One of the biggest errors golfers can make during a full swing is lifting the upper body as the ball is being hit. So often we hear “keep your head down.” As golf professionals we know that simply keeping your eye on the ball longer is only a quick fix – not one that will resolve a more serious issue.
To understand the importance of the pelvis and how it affects posture, try this: Assume your golf posture without a club. Next, take one of your hands and push your posterior in toward where the ball would be. Notice that, as your pelvis moves toward the ball, your body will begin to stand up to provide counterbalance.
This illustrates what happens during your swing when you come up on the ball as your pelvis comes in toward the ball. This is called early extension.
Early extension originates for many golfers from the backswing by not loading the weight correctly into the trail hip (right hip for right-handed golfers). When you take the club back, your hips should rotate, and the weight should feel like it is going to your trail leg heel.
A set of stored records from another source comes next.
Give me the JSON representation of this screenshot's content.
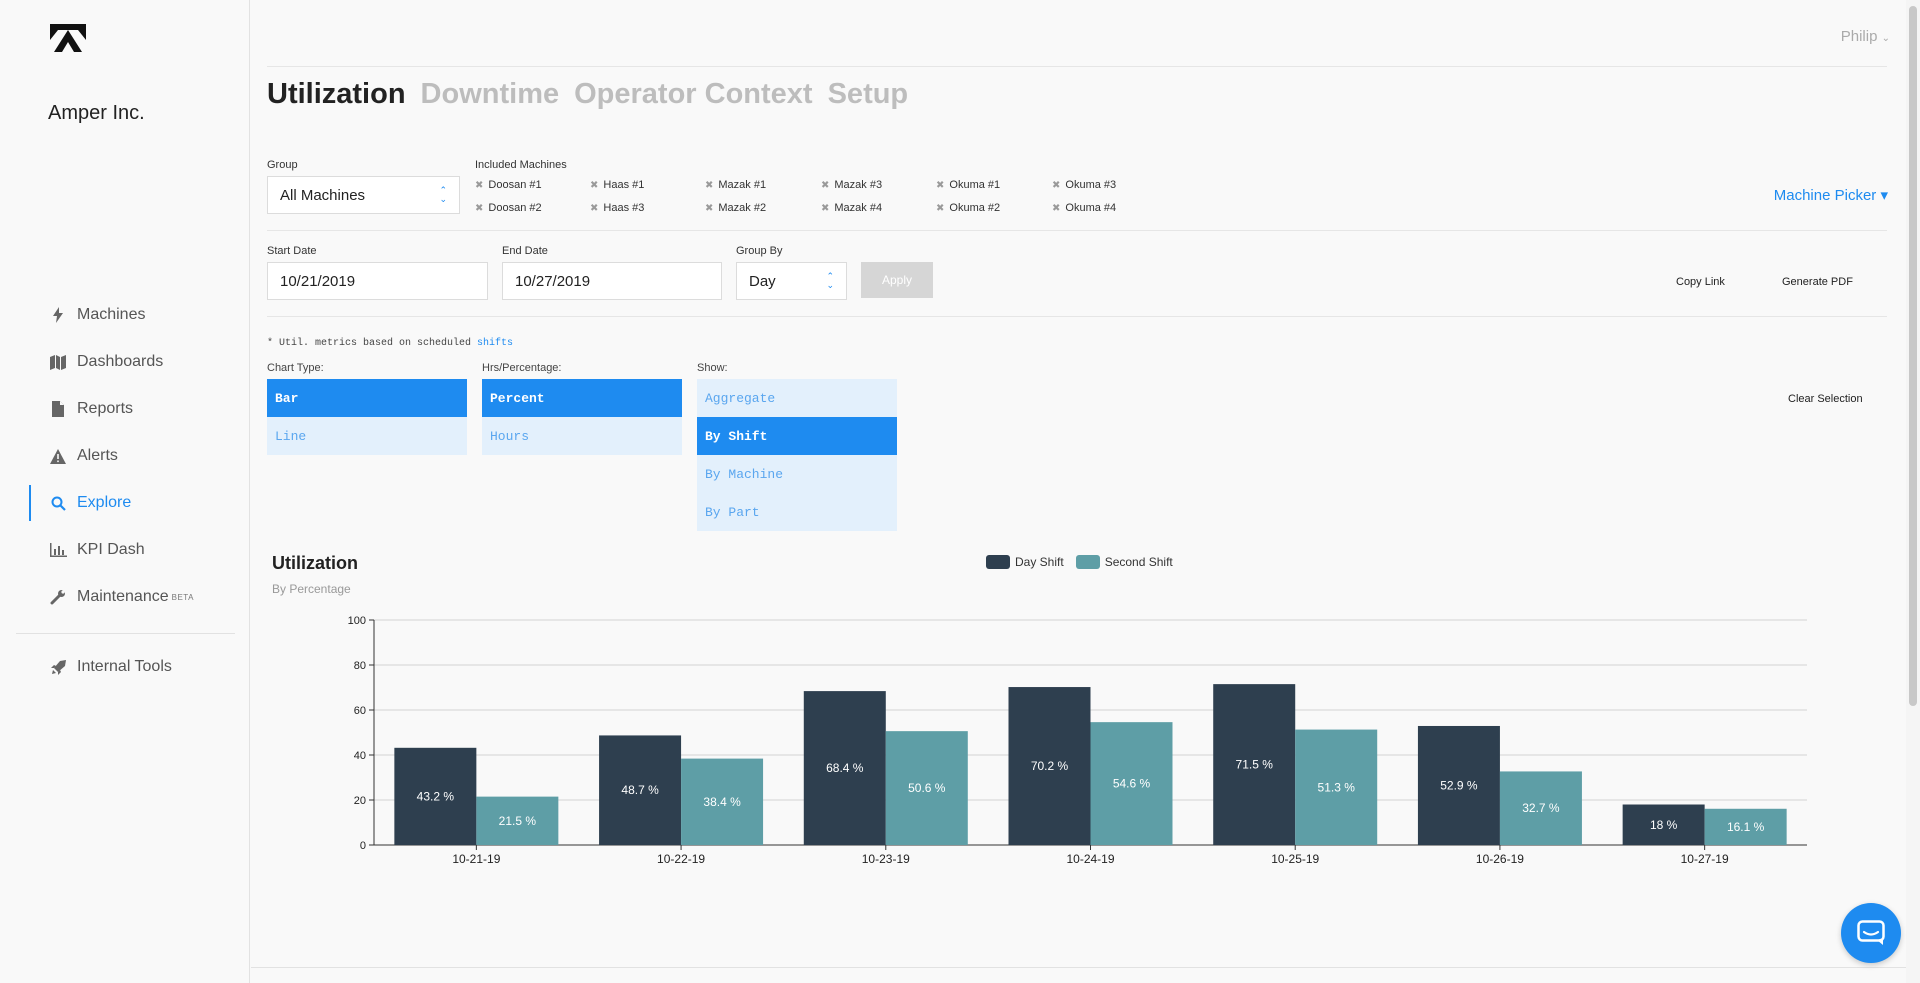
{
  "company": "Amper Inc.",
  "user": "Philip",
  "nav": [
    {
      "label": "Machines",
      "icon": "bolt-icon"
    },
    {
      "label": "Dashboards",
      "icon": "map-icon"
    },
    {
      "label": "Reports",
      "icon": "document-icon"
    },
    {
      "label": "Alerts",
      "icon": "warning-icon"
    },
    {
      "label": "Explore",
      "icon": "search-icon",
      "active": true
    },
    {
      "label": "KPI Dash",
      "icon": "bar-chart-icon"
    },
    {
      "label": "Maintenance",
      "icon": "wrench-icon",
      "badge": "BETA"
    },
    {
      "label": "Internal Tools",
      "icon": "rocket-icon"
    }
  ],
  "tabs": [
    "Utilization",
    "Downtime",
    "Operator Context",
    "Setup"
  ],
  "filters": {
    "group_label": "Group",
    "group_value": "All Machines",
    "machines_label": "Included Machines",
    "machines": [
      "Doosan #1",
      "Doosan #2",
      "Haas #1",
      "Haas #3",
      "Mazak #1",
      "Mazak #2",
      "Mazak #3",
      "Mazak #4",
      "Okuma #1",
      "Okuma #2",
      "Okuma #3",
      "Okuma #4"
    ],
    "machine_picker": "Machine Picker",
    "start_label": "Start Date",
    "start_value": "10/21/2019",
    "end_label": "End Date",
    "end_value": "10/27/2019",
    "groupby_label": "Group By",
    "groupby_value": "Day",
    "apply": "Apply",
    "copy_link": "Copy Link",
    "generate_pdf": "Generate PDF"
  },
  "note": {
    "text": "* Util. metrics based on scheduled ",
    "link": "shifts"
  },
  "options": {
    "chart_type_label": "Chart Type:",
    "chart_type": [
      {
        "label": "Bar",
        "selected": true
      },
      {
        "label": "Line"
      }
    ],
    "hrs_label": "Hrs/Percentage:",
    "hrs": [
      {
        "label": "Percent",
        "selected": true
      },
      {
        "label": "Hours"
      }
    ],
    "show_label": "Show:",
    "show": [
      {
        "label": "Aggregate"
      },
      {
        "label": "By Shift",
        "selected": true
      },
      {
        "label": "By Machine"
      },
      {
        "label": "By Part"
      }
    ],
    "clear": "Clear Selection"
  },
  "chart_data": {
    "type": "bar",
    "title": "Utilization",
    "subtitle": "By Percentage",
    "categories": [
      "10-21-19",
      "10-22-19",
      "10-23-19",
      "10-24-19",
      "10-25-19",
      "10-26-19",
      "10-27-19"
    ],
    "series": [
      {
        "name": "Day Shift",
        "color": "#2e3f4f",
        "values": [
          43.2,
          48.7,
          68.4,
          70.2,
          71.5,
          52.9,
          18
        ],
        "labels": [
          "43.2 %",
          "48.7 %",
          "68.4 %",
          "70.2 %",
          "71.5 %",
          "52.9 %",
          "18 %"
        ]
      },
      {
        "name": "Second Shift",
        "color": "#5e9ea6",
        "values": [
          21.5,
          38.4,
          50.6,
          54.6,
          51.3,
          32.7,
          16.1
        ],
        "labels": [
          "21.5 %",
          "38.4 %",
          "50.6 %",
          "54.6 %",
          "51.3 %",
          "32.7 %",
          "16.1 %"
        ]
      }
    ],
    "ylim": [
      0,
      100
    ],
    "yticks": [
      "0",
      "20",
      "40",
      "60",
      "80",
      "100"
    ],
    "grid": true,
    "legend": "top-center"
  }
}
When you rotate your hips and begin this weight transfer, your glutes should feel like they are staying back against an imaginary wall. If you keep your pelvis from coming into the ball, you can keep your upper body from wanting to rise up as you are going through impact.
You may find that you can keep your body rotating through impact because your energy isn’t being exerted coming into the ball.
This technique should dramatically help you hit the ball in a more consistent direction. After all, consistency is the name of the game in golf. It also should be easier on your back - something every golfer can appreciate.